The NSBox class implements simple views that can title themselves and draw a border around their content. These objects are known as boxes. You can use box to group, visually, some number of other views.


Subclassing Notes

An NSBox object is a view that draws a line around its rectangular bounds and that displays a title on or near the line (or might display neither line nor title). You can adjust the style of the line (bezel, grooved, or plain) as well as the placement and font of the title. An NSBox also has a content view to which other views can be added; it thus offers a way for an application to group related views. You could create a custom subclass of NSBox that alters or augments its appearance or that modifies its grouping behavior. For example, you might add color to the lines or background, add a new line style, or have the views in the group automatically snap to an invisible grid when added.

Methods to Override

You must override the draw(_:) method (inherited from NSView) if you want to customize the appearance of your NSBox objects. Depending on the visual effect you’re trying to achieve, you may have to invoke super’s implementation first. For example, if you are compositing a small image in a corner of the box, you would invoke the superclass implementation first. If you’re adding a new style of line, you would provide a way to store a request for this line type (such as a boolean instance variable and related accessor methods). Then, in draw(_:), if a request for this line type exists, you would draw the entire view yourself (that is, without calling super). Otherwise, you would invoke the superclass implementation.

If you wish to change grouping behavior or other behavioral characteristics of the NSBox class, consider overriding contentView, sizeToFit(), or addSubview(_:) (inherited from NSView).

Special Considerations

If you are drawing the custom NSBox entirely by yourself, and you want it to look exactly like the superclass object (except for your changes), it may take some effort and time to get the details right.


Configuring Boxes

var borderRect: NSRect

The rectangle in which the receiver’s border is drawn.

var boxType: NSBoxType

The receiver’s box type.

var borderType: NSBorderType

The receiver’s border type.

var isTransparent: Bool

A Boolean value that indicates whether the receiver is transparent.

var title: String

The receiver’s title.

var titleFont: NSFont

The font object used to draw the receiver’s title.

var titlePosition: NSTitlePosition

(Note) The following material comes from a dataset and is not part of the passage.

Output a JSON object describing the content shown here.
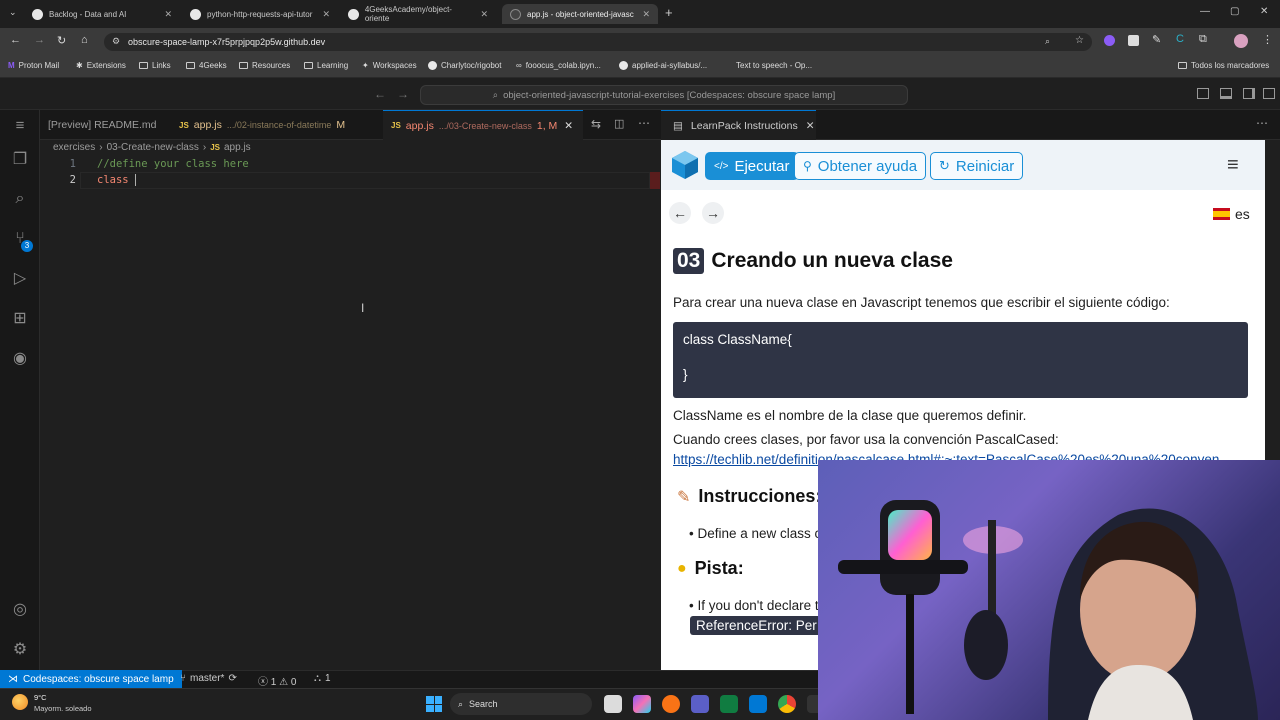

A constant representing the title position.

var titleCell: Any

The cell used to display the receiver’s title.

var titleRect: NSRect

The rectangle in which the receiver’s title is drawn.


var borderColor: NSColor

The color of the receiver’s border when the receiver is a custom box with a simple line border.

var borderWidth: CGFloat

The width of the receiver’s border when the receiver is a custom box with a simple line border.

var cornerRadius: CGFloat

The radius of the receiver’s corners when the receiver is a custom box with a simple line border.

var fillColor: NSColor

The color of the receiver’s background when the receiver is a custom box with a simple line border.

Managing Content

var contentView: NSView?

The receiver’s content view.

var contentViewMargins: NSSize

The distances between the border and the content view.


func setFrameFromContentFrame(NSRect)

Places the receiver so its content view lies on the specified frame.

func sizeToFit()

Resizes and moves the receiver’s content view so it just encloses its subviews.



Specify the location of a box’s title with respect to its border.


These constants and data type identifies box types, which, in conjunction with a box's border type, define the appearance of the box.


Inherits From